What the task requires ▸ What is needed is an exact copy of the records below, minus any pictures.
------ Dataset entries
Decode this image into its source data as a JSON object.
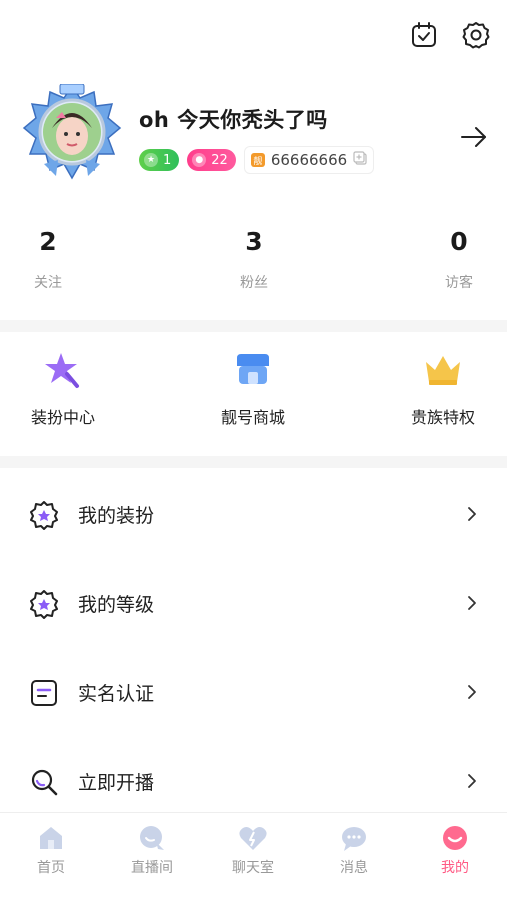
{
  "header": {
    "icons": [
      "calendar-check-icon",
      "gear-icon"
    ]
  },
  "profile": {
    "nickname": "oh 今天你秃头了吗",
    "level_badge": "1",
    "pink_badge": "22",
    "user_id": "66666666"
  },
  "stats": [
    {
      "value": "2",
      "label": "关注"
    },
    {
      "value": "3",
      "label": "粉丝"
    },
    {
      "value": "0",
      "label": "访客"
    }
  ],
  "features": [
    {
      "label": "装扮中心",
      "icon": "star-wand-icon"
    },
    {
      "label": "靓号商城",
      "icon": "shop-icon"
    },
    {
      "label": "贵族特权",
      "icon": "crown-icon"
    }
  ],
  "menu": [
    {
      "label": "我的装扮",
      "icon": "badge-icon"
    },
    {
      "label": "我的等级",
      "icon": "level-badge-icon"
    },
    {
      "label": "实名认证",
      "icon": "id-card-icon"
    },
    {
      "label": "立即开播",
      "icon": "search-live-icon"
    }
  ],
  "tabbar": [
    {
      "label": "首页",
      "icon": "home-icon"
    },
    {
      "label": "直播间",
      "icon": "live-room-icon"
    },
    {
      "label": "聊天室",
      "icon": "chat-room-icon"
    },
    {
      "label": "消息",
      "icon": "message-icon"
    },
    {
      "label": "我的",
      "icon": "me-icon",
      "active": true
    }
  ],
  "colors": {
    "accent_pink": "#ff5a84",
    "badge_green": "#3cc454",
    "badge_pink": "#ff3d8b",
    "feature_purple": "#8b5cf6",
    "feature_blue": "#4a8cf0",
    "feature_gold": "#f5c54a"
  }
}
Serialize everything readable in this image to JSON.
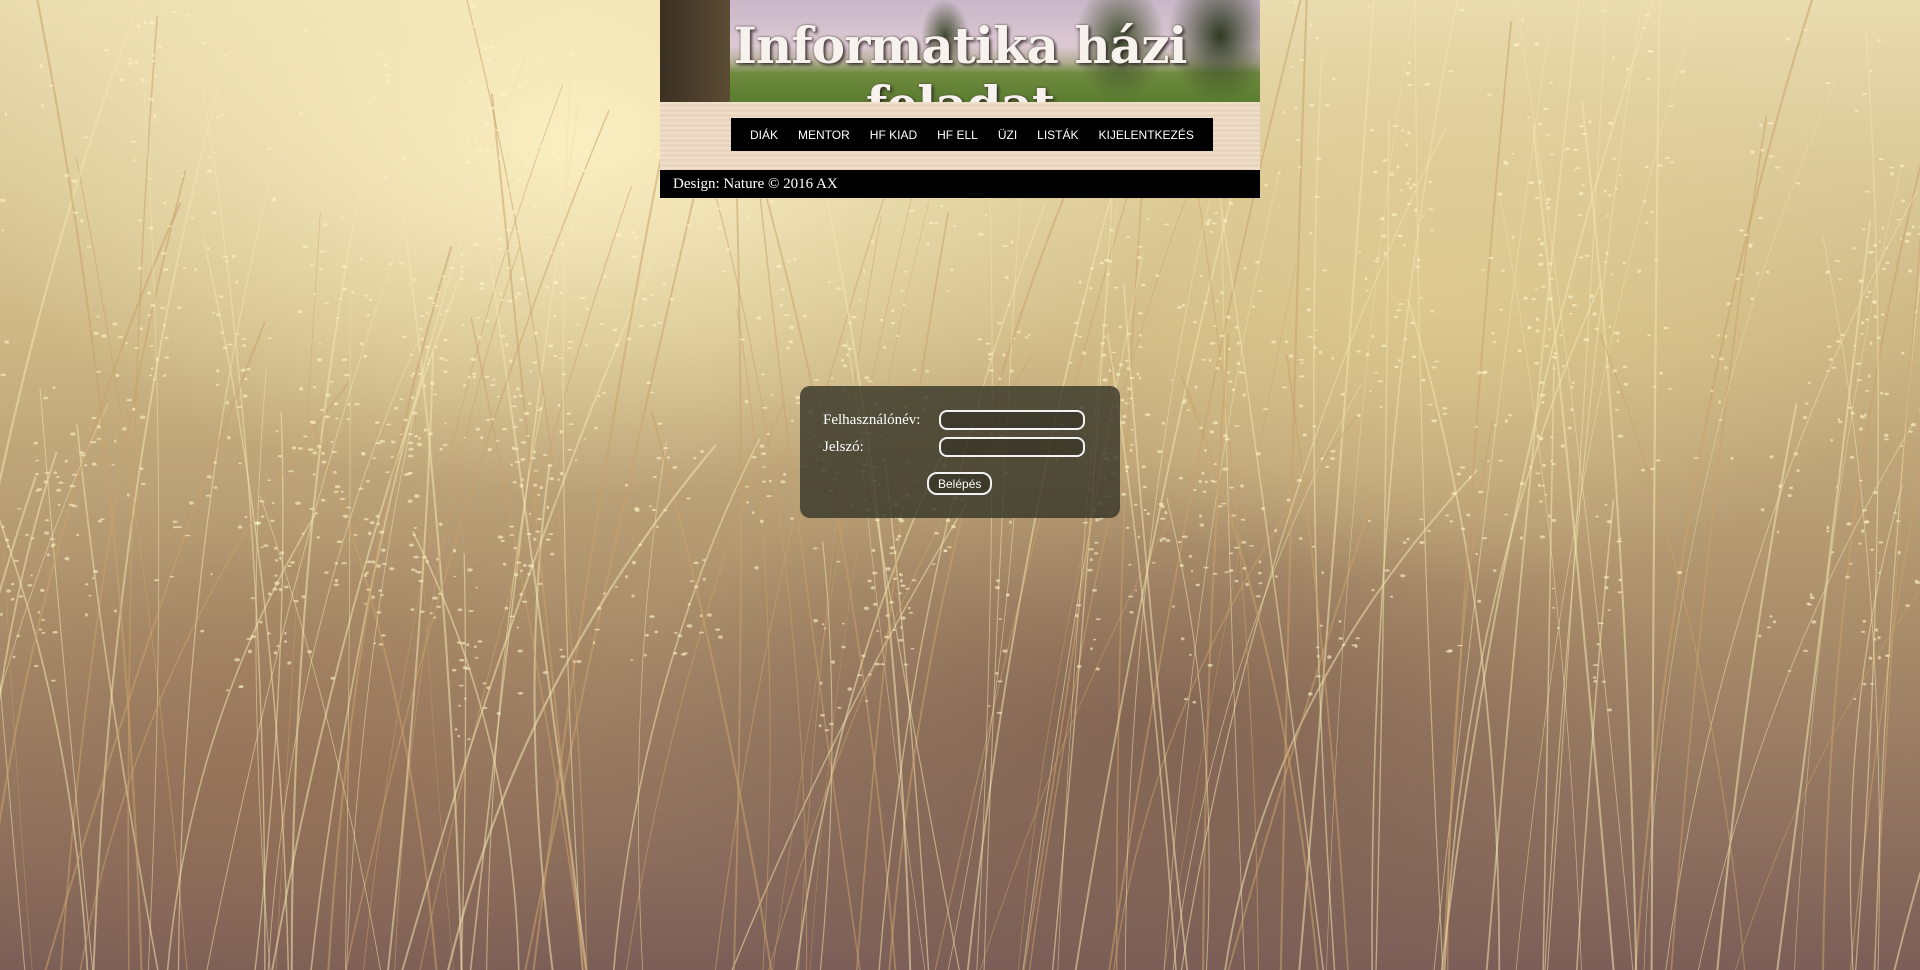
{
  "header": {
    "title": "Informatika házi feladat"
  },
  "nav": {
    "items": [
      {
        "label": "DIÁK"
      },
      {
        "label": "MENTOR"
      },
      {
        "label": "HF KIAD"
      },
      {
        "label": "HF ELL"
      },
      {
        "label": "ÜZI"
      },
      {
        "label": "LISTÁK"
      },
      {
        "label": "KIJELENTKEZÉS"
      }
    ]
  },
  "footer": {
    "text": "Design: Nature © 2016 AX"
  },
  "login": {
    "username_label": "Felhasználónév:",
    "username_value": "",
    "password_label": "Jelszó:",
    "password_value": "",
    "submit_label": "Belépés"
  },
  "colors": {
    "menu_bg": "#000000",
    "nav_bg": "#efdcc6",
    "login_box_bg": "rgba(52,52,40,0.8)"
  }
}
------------
Response ▸
Decode this image into its source data as a JSON object.
{
  "header": {
    "icons": [
      "calendar-check-icon",
      "gear-icon"
    ]
  },
  "profile": {
    "nickname": "oh 今天你秃头了吗",
    "level_badge": "1",
    "pink_badge": "22",
    "user_id": "66666666"
  },
  "stats": [
    {
      "value": "2",
      "label": "关注"
    },
    {
      "value": "3",
      "label": "粉丝"
    },
    {
      "value": "0",
      "label": "访客"
    }
  ],
  "features": [
    {
      "label": "装扮中心",
      "icon": "star-wand-icon"
    },
    {
      "label": "靓号商城",
      "icon": "shop-icon"
    },
    {
      "label": "贵族特权",
      "icon": "crown-icon"
    }
  ],
  "menu": [
    {
      "label": "我的装扮",
      "icon": "badge-icon"
    },
    {
      "label": "我的等级",
      "icon": "level-badge-icon"
    },
    {
      "label": "实名认证",
      "icon": "id-card-icon"
    },
    {
      "label": "立即开播",
      "icon": "search-live-icon"
    }
  ],
  "tabbar": [
    {
      "label": "首页",
      "icon": "home-icon"
    },
    {
      "label": "直播间",
      "icon": "live-room-icon"
    },
    {
      "label": "聊天室",
      "icon": "chat-room-icon"
    },
    {
      "label": "消息",
      "icon": "message-icon"
    },
    {
      "label": "我的",
      "icon": "me-icon",
      "active": true
    }
  ],
  "colors": {
    "accent_pink": "#ff5a84",
    "badge_green": "#3cc454",
    "badge_pink": "#ff3d8b",
    "feature_purple": "#8b5cf6",
    "feature_blue": "#4a8cf0",
    "feature_gold": "#f5c54a"
  }
}
Serialize everything readable in this image to JSON.
{
  "header": {
    "title": "Informatika házi feladat"
  },
  "nav": {
    "items": [
      {
        "label": "DIÁK"
      },
      {
        "label": "MENTOR"
      },
      {
        "label": "HF KIAD"
      },
      {
        "label": "HF ELL"
      },
      {
        "label": "ÜZI"
      },
      {
        "label": "LISTÁK"
      },
      {
        "label": "KIJELENTKEZÉS"
      }
    ]
  },
  "footer": {
    "text": "Design: Nature © 2016 AX"
  },
  "login": {
    "username_label": "Felhasználónév:",
    "username_value": "",
    "password_label": "Jelszó:",
    "password_value": "",
    "submit_label": "Belépés"
  },
  "colors": {
    "menu_bg": "#000000",
    "nav_bg": "#efdcc6",
    "login_box_bg": "rgba(52,52,40,0.8)"
  }
}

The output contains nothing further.